    “Come in,” I said, and Turtle Man walked in, put his hand out and said, “Do you want to see the other rooms?”
    I said yes, and followed him out. Any older, and I wouldn’t have been so innocent as to follow an old man into his unfamiliar home. But I was at that age where I was willing to put trust in anybody.
    The central room was lit by nothing but a single lantern on the coffee table, which was strange because I knew he had electricity.
    “What’s your name?” I asked, and Turtle Man smiled.
    “Tom,” he said.
    Huh, Tom. A common name. Fitting or not, I couldn’t tell.
    He had my hand firmly in his, and he took the lantern from the table. The first room we entered was identical to the one I stayed in, but its walls were covered with paintings. Paintings upon paintings upon paintings. There’s pine trees and sandy beaches and snowy mountains, and duplicates of all of them that had clearly been painted at different times. I could see the pattern of paint where the brush met the paper like undulating waves.
    Turtle Man took me out of the room and into the next one, and it’s the same in my memory.
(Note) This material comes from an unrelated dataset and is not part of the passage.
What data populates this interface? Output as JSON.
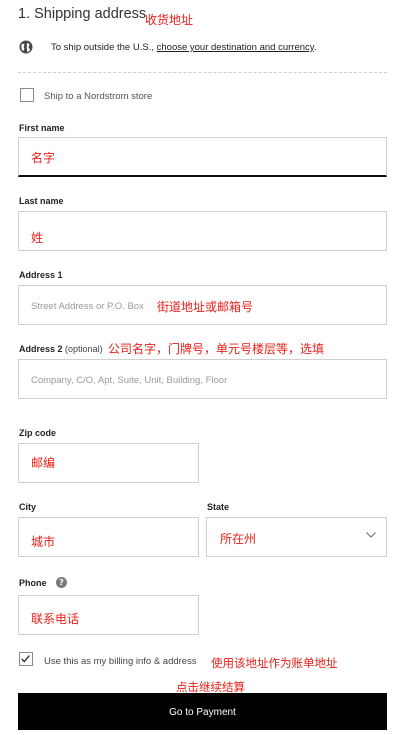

The same paintings. Maybe I only remember the first room and the last room, I’m not sure. He showed me more rooms than I can count. In my memory, they are infinite, stretching away like mirrors reflected on each other. But at the last one, he paused outside the door and put a finger to his lips. I mirrored his movement and he nodded.
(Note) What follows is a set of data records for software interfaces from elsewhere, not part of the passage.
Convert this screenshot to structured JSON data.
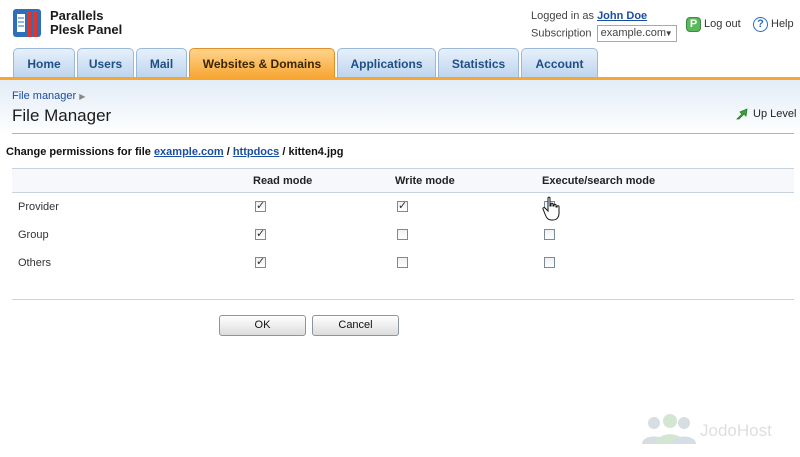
{
  "app": {
    "logo_line1": "Parallels",
    "logo_line2": "Plesk Panel"
  },
  "user": {
    "logged_in_prefix": "Logged in as",
    "name": "John Doe",
    "subscription_label": "Subscription",
    "subscription_value": "example.com"
  },
  "top_links": {
    "logout": "Log out",
    "help": "Help"
  },
  "tabs": [
    {
      "label": "Home",
      "active": false
    },
    {
      "label": "Users",
      "active": false
    },
    {
      "label": "Mail",
      "active": false
    },
    {
      "label": "Websites & Domains",
      "active": true
    },
    {
      "label": "Applications",
      "active": false
    },
    {
      "label": "Statistics",
      "active": false
    },
    {
      "label": "Account",
      "active": false
    }
  ],
  "breadcrumb": "File manager",
  "page_title": "File Manager",
  "up_level": "Up Level",
  "permissions": {
    "title_prefix": "Change permissions for file",
    "path": [
      "example.com",
      "httpdocs"
    ],
    "separator": "/",
    "file": "kitten4.jpg",
    "columns": [
      "",
      "Read mode",
      "Write mode",
      "Execute/search mode"
    ],
    "rows": [
      {
        "name": "Provider",
        "read": true,
        "write": true,
        "execute": false
      },
      {
        "name": "Group",
        "read": true,
        "write": false,
        "execute": false
      },
      {
        "name": "Others",
        "read": true,
        "write": false,
        "execute": false
      }
    ]
  },
  "buttons": {
    "ok": "OK",
    "cancel": "Cancel"
  },
  "watermark": "JodoHost",
  "colors": {
    "active_tab": "#f7a632",
    "tab": "#bcd4ee",
    "link": "#1a4ea0"
  }
}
The quiet was supreme when we entered, and I realized there were no paintings at all on the walls, but there was actually one painting. A big one that spanned the entire room, a single unending strip of papyrus. This one had only ink and paper, a sprawling range of mountains and twisting trees, and a river and a house. This house. It was a dragon lunging across space, a galaxy of nebulas.
    I blinked and breathed because that was the only thing I could do. Turtle Man wasn’t smiling. His face was like a pool that no one has disturbed in a thousand years.
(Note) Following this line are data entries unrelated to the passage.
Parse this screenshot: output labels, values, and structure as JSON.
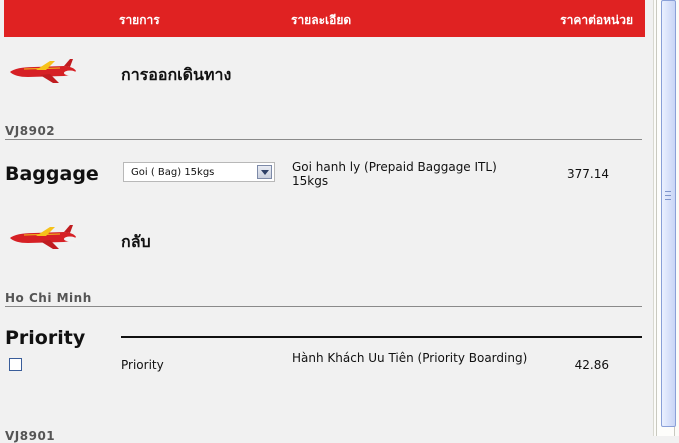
{
  "header": {
    "col_item": "รายการ",
    "col_detail": "รายละเอียด",
    "col_price": "ราคาต่อหน่วย"
  },
  "outbound": {
    "title": "การออกเดินทาง",
    "flight_code": "VJ8902"
  },
  "baggage": {
    "label": "Baggage",
    "selected": "Goi ( Bag) 15kgs",
    "description": "Goi hanh ly (Prepaid Baggage ITL) 15kgs",
    "price": "377.14"
  },
  "return": {
    "title": "กลับ",
    "city": "Ho Chi Minh"
  },
  "priority": {
    "label": "Priority",
    "item_name": "Priority",
    "description": "Hành Khách Uu Tiên (Priority Boarding)",
    "price": "42.86"
  },
  "next_code": "VJ8901",
  "colors": {
    "header_red": "#e02222",
    "background": "#f1f1f1",
    "plane_red": "#d62025",
    "plane_yellow": "#f6c21a"
  },
  "icons": [
    "airplane-icon",
    "chevron-down-icon",
    "checkbox-icon"
  ]
}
    “Do you know what color this is?” he asked.
    There is no color, I wanted to say. I shook my head instead.
    He looked down and the lantern’s light flied across his creviced face and he said, “It’s all the colors of the universe.”
    I don’t remember what happened after that. I think I went to sleep then, because the next thing was eating breakfast on his settee as the morning sun played.
    “I haven’t made a painting in a while.” Tom said, sipping his tea, “Inspiration, you know, hard to come by.”
    “Yes, but you could make a sizable sum. I’m not the only one looking for your paintings.” My dad replied.
    “I told you, I’m only selling one painting. Maybe the city will be better for my soul.”
    “If you could’ve sold that painting, why did you stay here for so long?”
    My memory doesn’t contain his exact reply. I think it involved something about ink running dry when it was time, or was it to find his own ink somewhere else?
    When we left, we had his floor-to-ceiling tapestry in our car trunk, packed with awfully great care. Money was transferred.
    “Don’t damage the antique,” my dad said. I wanted to ask why it was an antique when it was so clearly all around us, in the mountains, in the trees.
    Turtle Man just disappeared after that. Like he wasn’t there at all, like he was an actual turtle and the house was his shell.
    We drove away with the painting in our trunk. My dad hummed to a song.
    A while down the mountain, a giant truck passed us. I remember so clearly the white of its vast hide against the emerald trees. I think now that it was a moving truck. Must have been for Tom.
    I asked my dad why Turtle Man gave us his painting.
    I don’t remember his exact words, but it was something like folks needing money, and Tom was struggling a bit and wasn’t the painting so gorgeous.
    Not so gorgeous rolled up in our trunk. I looked out the window.
    The truck, I thought, it was so out of place.